Yesterday, we showcased the Monopoly Miami Edition with art from Romero Britto. Next to that game was a Scrabble set, featuring the artwork of Charles Fazzino. This set, the Scrabble 3D World Edition (available now, $500), features layered elements creating a 3D piece of artwork below the playing surface. The glass letter tiles are larger than your standard Scrabble set. Like the Monopoly set, this art edition of Scrabble is limited to 2000 copies.
Perhaps you want a simple “luxury” edition of Scrabble, Monopoly, or Clue? On April 15th, they will be available for $250 apiece. Both Monopoly and Scrabble come with gold foil-stamped play elements (the outer path, houses and hotels, and tokens in Monopoly, the raised grid, sand timer, and tile holders in Scrabble). Monopoly has the central area sunken for dice rolling on a faux-leather surface while Scrabble has faux-ivory letter tiles. Of this line, the one that really caught my eye was the Clue edition with sunken, three-dimensional mansion rooms beneath the glass surface. The murder weapons and the bases of the suspects are gold foil-stamped as well.
But then there’s the glass versions of Monopoly and Scrabble that will be available in August at a price point yet to be determined.

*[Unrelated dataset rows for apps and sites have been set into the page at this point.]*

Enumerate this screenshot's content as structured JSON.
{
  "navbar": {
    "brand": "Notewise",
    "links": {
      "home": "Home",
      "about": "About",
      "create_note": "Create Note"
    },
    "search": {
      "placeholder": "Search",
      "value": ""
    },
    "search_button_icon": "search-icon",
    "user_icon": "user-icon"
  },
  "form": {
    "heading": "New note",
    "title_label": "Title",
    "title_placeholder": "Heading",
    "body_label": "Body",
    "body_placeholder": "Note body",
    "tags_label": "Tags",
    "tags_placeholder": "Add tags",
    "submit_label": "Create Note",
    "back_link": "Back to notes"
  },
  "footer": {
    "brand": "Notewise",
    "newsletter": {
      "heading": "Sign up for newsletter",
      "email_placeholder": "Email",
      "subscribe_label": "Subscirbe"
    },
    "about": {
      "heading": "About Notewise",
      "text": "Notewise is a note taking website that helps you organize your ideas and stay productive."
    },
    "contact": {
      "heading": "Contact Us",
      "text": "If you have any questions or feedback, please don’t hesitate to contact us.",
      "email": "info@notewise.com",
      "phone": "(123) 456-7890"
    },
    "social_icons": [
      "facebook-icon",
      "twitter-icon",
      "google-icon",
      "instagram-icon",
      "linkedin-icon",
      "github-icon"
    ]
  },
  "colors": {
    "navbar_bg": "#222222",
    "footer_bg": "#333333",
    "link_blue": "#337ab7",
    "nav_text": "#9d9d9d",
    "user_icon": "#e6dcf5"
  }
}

The game art on these is printed on tempered glass. The Scrabble set’s board rotates and the tiles have non-slip coatings to keep them in place. The Monopoly board has more glass elements: not only is the board glass, but the houses and hotels are as well. These are sharp-looking games, even though they come with rounded corners.
The Monopoly Transformers Edition appears to be a piece of artwork featuring Generation 1 Transformers, but the frames swing open to reveal the themed outer track. Instead of properties, you’re purchasing transforming robots that… you place houses and hotels on to collect rent? Okay. Unlike most licensed Monopoly games, there is no Go! space — here, it’s ROLL OUT! (and collect $200). To be released in August, the price hasn’t been determined yet, but you can mortgage Megatron for $160 to help save up.
WS Game Company’s line of vintage bookshelf games did amazingly well for them last year. At a $40 price point for Monopoly, Scrabble, and Clue, these games in book-like boxes is inspired by vintage graphics. Coming out later this year (August, again) at a price point that’s unknown (but probably $40 like the currently-available batch) are Yathzee’s 1956 edition, The Game of Life’s 1960 edition, Trivial Pursuit’s 1981 Genius edition, and Scattergories’ 1988 edition.
Twister joins the Collectible Tin line, alongside Candy Land, Chutes & Ladders, Scrabble, Monopoly, Clue, Sorry!, and Mystery Date. Twister, available in August as well, will retail for $30, like the majority of the line. Candy Land and Chutes & Ladders are the only outliers at the $25 level.